§ **TASK DIRECTIONS**
The full set of entries below needs to be written out exactly.

++++ PROVIDED DATA

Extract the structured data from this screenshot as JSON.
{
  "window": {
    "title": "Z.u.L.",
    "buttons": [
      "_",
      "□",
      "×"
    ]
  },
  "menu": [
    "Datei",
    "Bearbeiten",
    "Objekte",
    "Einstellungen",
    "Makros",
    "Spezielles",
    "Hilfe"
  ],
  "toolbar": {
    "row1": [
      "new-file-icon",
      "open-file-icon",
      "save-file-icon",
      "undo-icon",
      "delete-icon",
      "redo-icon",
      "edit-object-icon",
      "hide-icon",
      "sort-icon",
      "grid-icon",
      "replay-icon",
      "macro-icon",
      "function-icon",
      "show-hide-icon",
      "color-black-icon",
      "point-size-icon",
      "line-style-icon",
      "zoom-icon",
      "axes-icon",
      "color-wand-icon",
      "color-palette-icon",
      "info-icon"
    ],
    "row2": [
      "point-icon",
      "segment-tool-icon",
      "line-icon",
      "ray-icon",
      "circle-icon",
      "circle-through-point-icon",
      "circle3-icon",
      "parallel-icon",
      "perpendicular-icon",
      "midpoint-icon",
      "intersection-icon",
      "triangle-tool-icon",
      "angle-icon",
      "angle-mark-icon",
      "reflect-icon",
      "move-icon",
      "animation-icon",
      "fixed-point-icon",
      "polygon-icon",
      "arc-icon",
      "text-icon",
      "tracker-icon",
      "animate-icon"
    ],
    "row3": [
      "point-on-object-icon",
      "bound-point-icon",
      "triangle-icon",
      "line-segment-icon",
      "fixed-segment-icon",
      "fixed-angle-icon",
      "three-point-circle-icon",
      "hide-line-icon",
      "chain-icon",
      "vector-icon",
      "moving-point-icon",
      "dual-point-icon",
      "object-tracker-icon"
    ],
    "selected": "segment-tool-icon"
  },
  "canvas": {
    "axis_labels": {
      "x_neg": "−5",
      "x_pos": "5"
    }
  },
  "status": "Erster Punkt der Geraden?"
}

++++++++

§ **TASK RESULT**
Extract the structured data from this screenshot as JSON.
{
  "window": {
    "title": "Z.u.L.",
    "buttons": [
      "_",
      "□",
      "×"
    ]
  },
  "menu": [
    "Datei",
    "Bearbeiten",
    "Objekte",
    "Einstellungen",
    "Makros",
    "Spezielles",
    "Hilfe"
  ],
  "toolbar": {
    "row1": [
      "new-file-icon",
      "open-file-icon",
      "save-file-icon",
      "undo-icon",
      "delete-icon",
      "redo-icon",
      "edit-object-icon",
      "hide-icon",
      "sort-icon",
      "grid-icon",
      "replay-icon",
      "macro-icon",
      "function-icon",
      "show-hide-icon",
      "color-black-icon",
      "point-size-icon",
      "line-style-icon",
      "zoom-icon",
      "axes-icon",
      "color-wand-icon",
      "color-palette-icon",
      "info-icon"
    ],
    "row2": [
      "point-icon",
      "segment-tool-icon",
      "line-icon",
      "ray-icon",
      "circle-icon",
      "circle-through-point-icon",
      "circle3-icon",
      "parallel-icon",
      "perpendicular-icon",
      "midpoint-icon",
      "intersection-icon",
      "triangle-tool-icon",
      "angle-icon",
      "angle-mark-icon",
      "reflect-icon",
      "move-icon",
      "animation-icon",
      "fixed-point-icon",
      "polygon-icon",
      "arc-icon",
      "text-icon",
      "tracker-icon",
      "animate-icon"
    ],
    "row3": [
      "point-on-object-icon",
      "bound-point-icon",
      "triangle-icon",
      "line-segment-icon",
      "fixed-segment-icon",
      "fixed-angle-icon",
      "three-point-circle-icon",
      "hide-line-icon",
      "chain-icon",
      "vector-icon",
      "moving-point-icon",
      "dual-point-icon",
      "object-tracker-icon"
    ],
    "selected": "segment-tool-icon"
  },
  "canvas": {
    "axis_labels": {
      "x_neg": "−5",
      "x_pos": "5"
    }
  },
  "status": "Erster Punkt der Geraden?"
}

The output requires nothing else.